For many associations planning their annual meetings, events, shows, or conferences, cost-cutting and related quick fixes may seem like the most prudent responses to the current economy. But in the end, such actions may end up doing more harm than good if they impair an association's ability to serve its members and other core constituents. In addition, such short-term fixes can create even greater long-term problems.

Instead, pause for a moment and take a step back. Ask yourself, your staff, and your volunteer leaders a powerful, perspective-changing question: If you were to hold your event for the first time ever in 2009, what would you want it to look like?

When we pose this question to our clients, the truly productive thinking begins. The prospect of letting go of what you know and starting anew is sometimes a little intimidating, but exciting and particularly constructive. It's also a great approach to ensuring your organization is successful in the future, because it frees you to discover new opportunities that can help your association not only survive, but revitalize and strengthen for the long term.

One very helpful first step toward answering this question is research. Associations typically survey their members on issues every three to five years, if at all. As executive leaders, we frequently need to be very careful about making too many decisions in a vacuum. Unfortunately, any research conducted in the past couple of years is largely irrelevant in today's economy. Now, more than ever, it is critical to reach out to your core constituents-including members, exhibitors, sponsors, and others-and ask them what they really need from their meetings and conferences, and what elements would encourage them to attend. Research options are plentiful and can range from extremely cost-effective online surveys to focus groups.

It's also important to ask your staff members what they think. For them, this is an opportunity to think strategically about how an event should be restructured, as well as how to allocate resources most effectively.

The power of the question is most clear when you see its real-world impact. We recently posed it to a volunteer board of a technology organization that has been in existence for decades, and whose annual event has changed very little over the years. The question immediately altered the dynamic of the meeting and fostered an environment conducive to positive change. The overall discussion shifted from where to make cuts to why cuts were being considered in the first place. This ultimately led the organization to develop a new strategic approach to targeting a demographic that had not been considered in the past.

We also posed the question to board members of a medical organization who felt that it caused them to be "freer" in their thinking. Ultimately, the new direction that they set for their organization helped them to avoid dwelling on the ideas and strategies of the past, and enabled them to move forward. It also helped the organization engage new members, retain current members, and shift demographics to propel future growth.

Several years back, I was involved in an industry think tank, and I posed a different question to association executives and the supplier community: What keeps you up at night? The tremendous feedback during this meeting became the cornerstone for significant thought leadership dialogue, both written and in person. The feedback that results from posing such a question puts everyone on the same playing field and helps to encourage solution-driven dialogue in a myriad of settings. Similarly, quizzing members, staff, and volunteer leaders about what their show or event would look like if it were presented for the first time ever can offer invaluable new perspectives when our instinct is to cut now and ask the questions later.

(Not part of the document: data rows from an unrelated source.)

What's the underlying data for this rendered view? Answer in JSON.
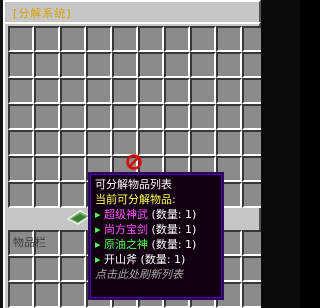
{
  "window": {
    "title": "[分解系统]",
    "inventory_label": "物品栏"
  },
  "colors": {
    "panel": "#c6c6c6",
    "slot": "#8b8b8b",
    "tooltip_bg": "#100010",
    "tooltip_border": "#5000b0",
    "title_color": "#d8a000"
  },
  "grid": {
    "upper_rows": 7,
    "columns": 10,
    "lower_rows": 3
  },
  "slots": {
    "blocked_slot_icon": "no-entry-icon",
    "inventory_item_icon": "banknote-icon"
  },
  "tooltip": {
    "title": "可分解物品列表",
    "subtitle": "当前可分解物品:",
    "items": [
      {
        "bullet": "▸",
        "name": "超级神武",
        "qty": "(数量: 1)",
        "color": "#ff55ff"
      },
      {
        "bullet": "▸",
        "name": "尚方宝剑",
        "qty": "(数量: 1)",
        "color": "#ff55ff"
      },
      {
        "bullet": "▸",
        "name": "原油之神",
        "qty": "(数量: 1)",
        "color": "#55ff55"
      },
      {
        "bullet": "▸",
        "name": "开山斧",
        "qty": "(数量: 1)",
        "color": "#ffffff"
      }
    ],
    "footer": "点击此处刷新列表"
  }
}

In challenging times, looking at things from the same perspective as we have during good times is a clear prescription for poor results. However, if you examine issues from a fresh point of view that is unencumbered by the past, your event-and your association overall-will be more relevant and successful both this year and in the future. So what are you waiting for? Make this question the key item on your next agenda.